For landmark American history and unparalleled natural beauty, visit remarkable national parks in Kentucky.
Kentucky is known for its bluegrass music, barbecue and bourbon, all accompanied by famous Southern hospitality. Driving along rolling hills past horse farms and famously blue-hued grasslands, you’ll also discover that Kentucky is rich in natural beauty and U.S. history. Explore it all at these three can’t-miss national parks.
Abraham Lincoln Birthplace National Historical Park
At Sinking Spring Farm in rural Kentucky, see where Abraham Lincoln was born. The future 16th president of the USA spent his first two years here, then moved to Knob Creek Farm about 13 kilometers away. First, see the educational exhibits and video at the Birthplace Unit visitors’ center, then walk up the steps to the memorial building. Inside is the re-creation of the humble, one-room cabin where Lincoln was born. It’s just a short distance to his boyhood home at Knob Creek. This is a must-visit site for history aficionados.
President Abraham Lincoln's boyhood home in Knob Creek
Cumberland Gap National Historical Park
For Native Americans, early explorers and intrepid migrants, Cumberland Gap was the main gateway to the western USA. Cumberland Gap National Historical Park preserves this incredible historical region with a variety of natural and man-made sites. Drive up to Pinnacle Overlook for stunning views of Kentucky, Virginia and Tennessee – it’s simply breathtaking in the fall. See an old pioneer settlement, take a guided cave tour and enjoy a long walk outside; there are 130 kilometers of hiking trails to explore. Don’t miss the educational exhibits and movie about early pioneers at the visitors’ center.

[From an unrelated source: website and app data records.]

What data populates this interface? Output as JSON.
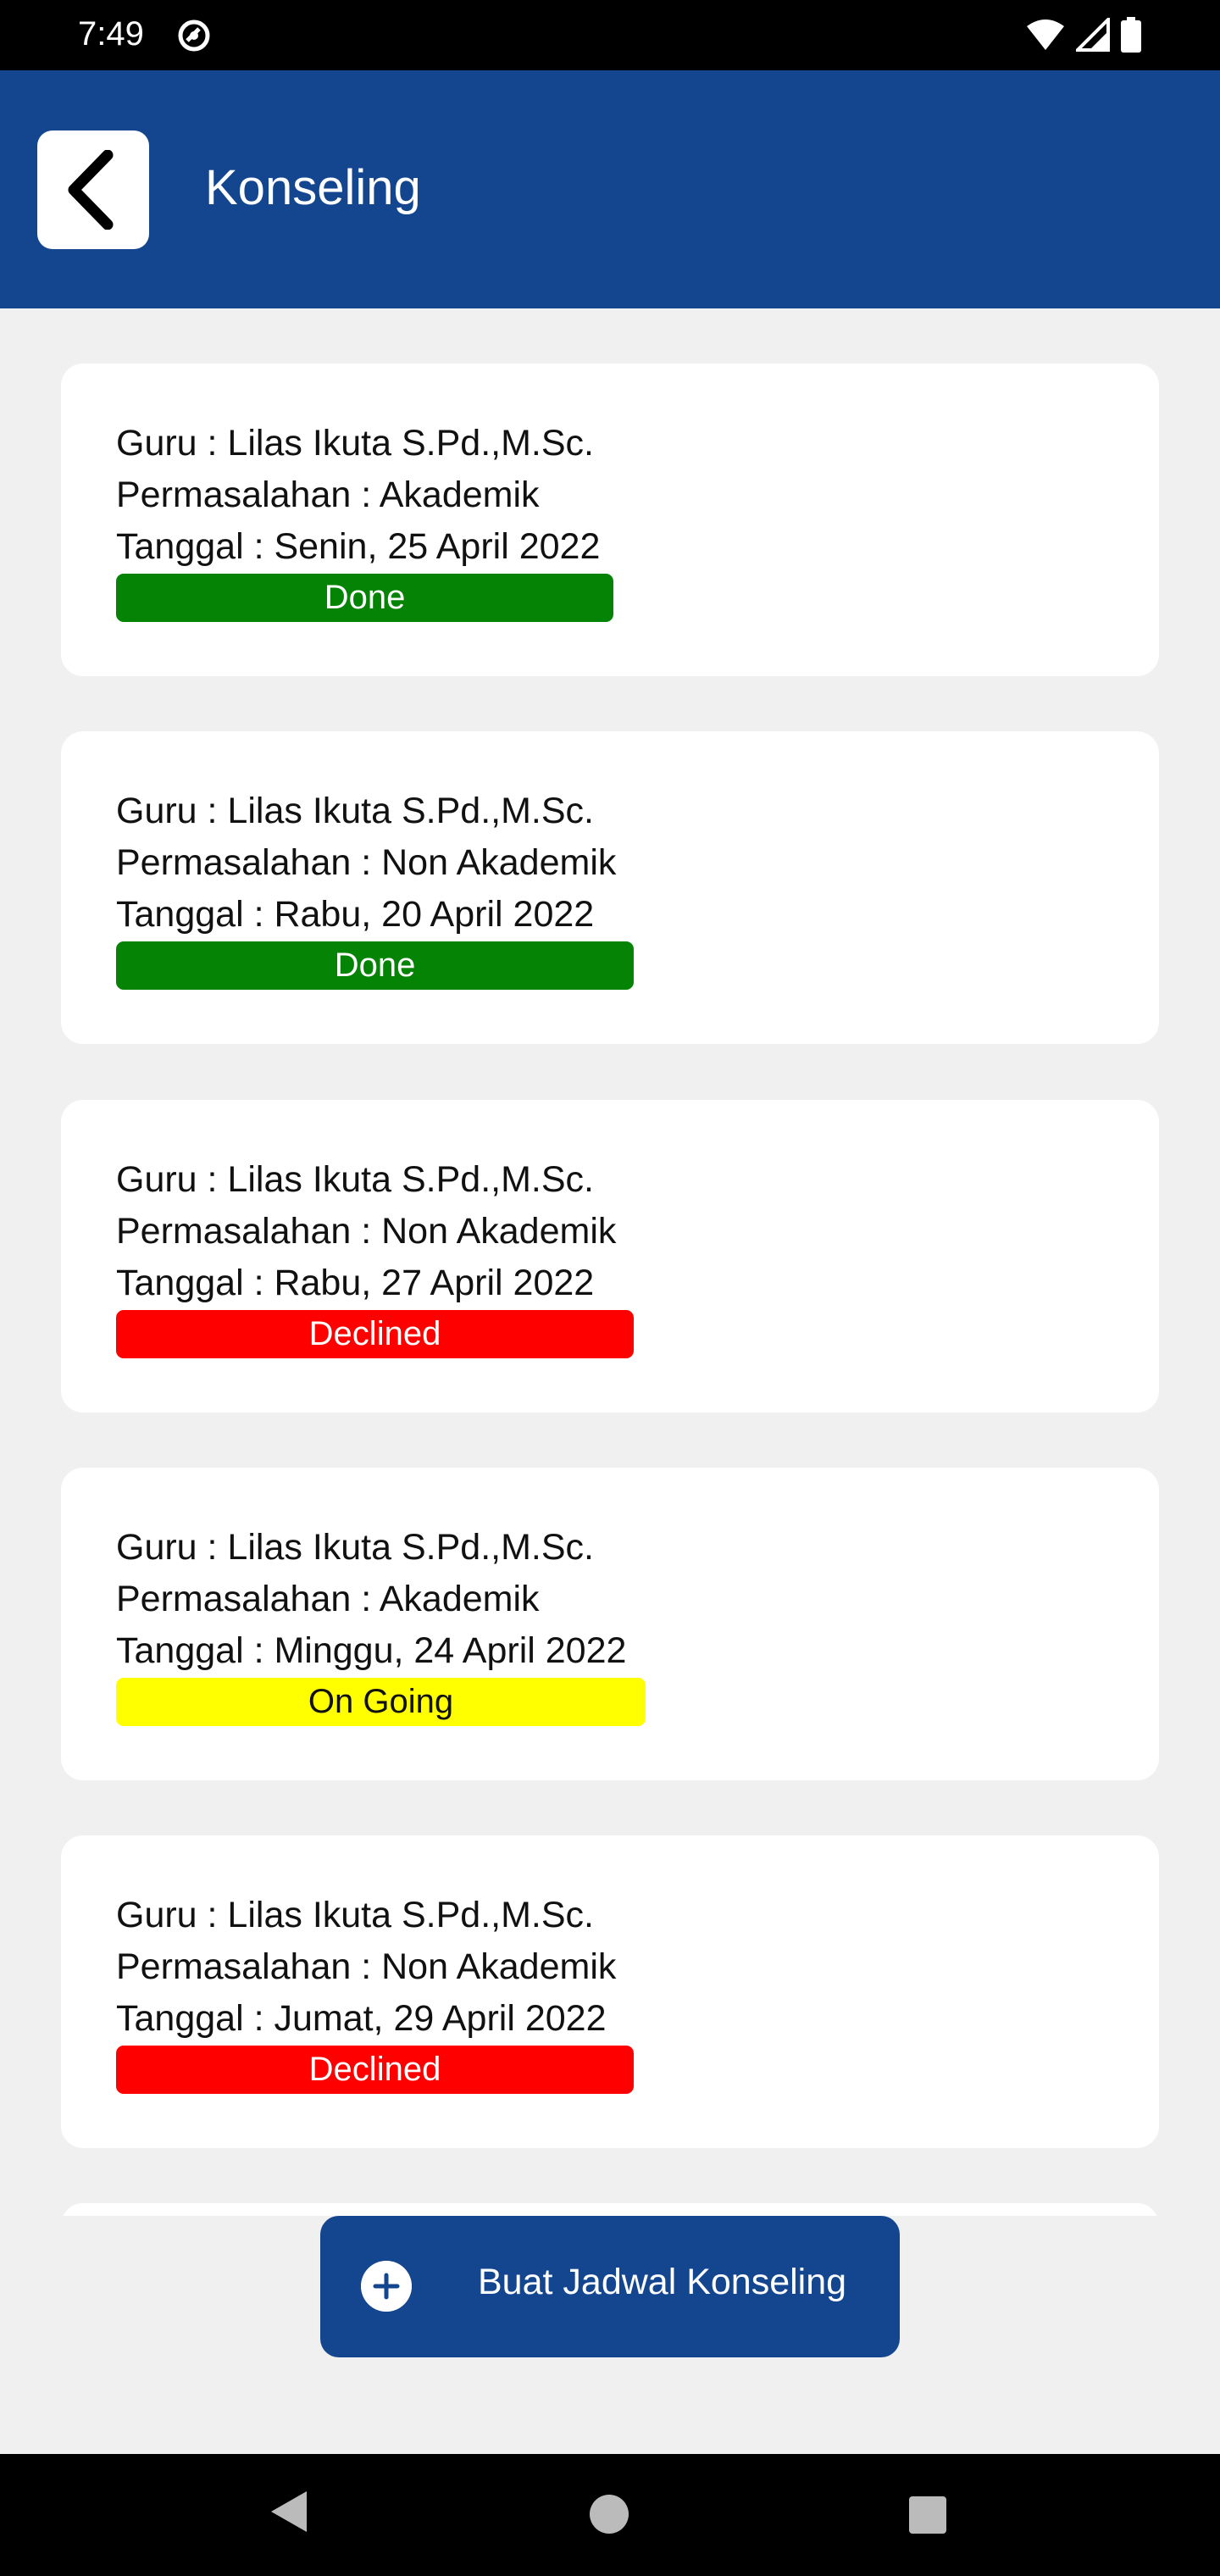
{
  "status_bar": {
    "time": "7:49",
    "icons": [
      "sync-icon",
      "wifi-icon",
      "signal-icon",
      "battery-icon"
    ]
  },
  "app_bar": {
    "back_icon": "chevron-left-icon",
    "title": "Konseling",
    "color": "#14468f"
  },
  "colors": {
    "done": "#048304",
    "declined": "#ff0000",
    "on_going": "#ffff00"
  },
  "cards": [
    {
      "guru": "Guru : Lilas Ikuta S.Pd.,M.Sc.",
      "masalah": "Permasalahan : Akademik",
      "tanggal": "Tanggal : Senin, 25 April 2022",
      "status": "Done"
    },
    {
      "guru": "Guru : Lilas Ikuta S.Pd.,M.Sc.",
      "masalah": "Permasalahan : Non Akademik",
      "tanggal": "Tanggal : Rabu, 20 April 2022",
      "status": "Done"
    },
    {
      "guru": "Guru : Lilas Ikuta S.Pd.,M.Sc.",
      "masalah": "Permasalahan : Non Akademik",
      "tanggal": "Tanggal : Rabu, 27 April 2022",
      "status": "Declined"
    },
    {
      "guru": "Guru : Lilas Ikuta S.Pd.,M.Sc.",
      "masalah": "Permasalahan : Akademik",
      "tanggal": "Tanggal : Minggu, 24 April 2022",
      "status": "On Going"
    },
    {
      "guru": "Guru : Lilas Ikuta S.Pd.,M.Sc.",
      "masalah": "Permasalahan : Non Akademik",
      "tanggal": "Tanggal : Jumat, 29 April 2022",
      "status": "Declined"
    }
  ],
  "fab": {
    "icon": "plus-circle-icon",
    "label": "Buat Jadwal Konseling"
  },
  "nav_bar": {
    "icons": [
      "nav-back-icon",
      "nav-home-icon",
      "nav-recents-icon"
    ]
  }
}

Mammoth Cave National Park
Mammoth Cave National Park is the world’s longest-known cave system. Well over 600 kilometers of underground caves have been explored, and you can visit them in Kentucky. There are many guided cave tours to choose from and they are almost guaranteed to fill up every time. Be sure to check the park’s schedule and reserve a spot in advance. On your visit, you’ll learn about indigenous Native American tribes, early explorers, local wildlife and geology. Hiking, biking, horseback riding, camping and watersports on the rivers are also available. Mammoth Cave is a UNESCO World Heritage Site and International Biosphere Reserve.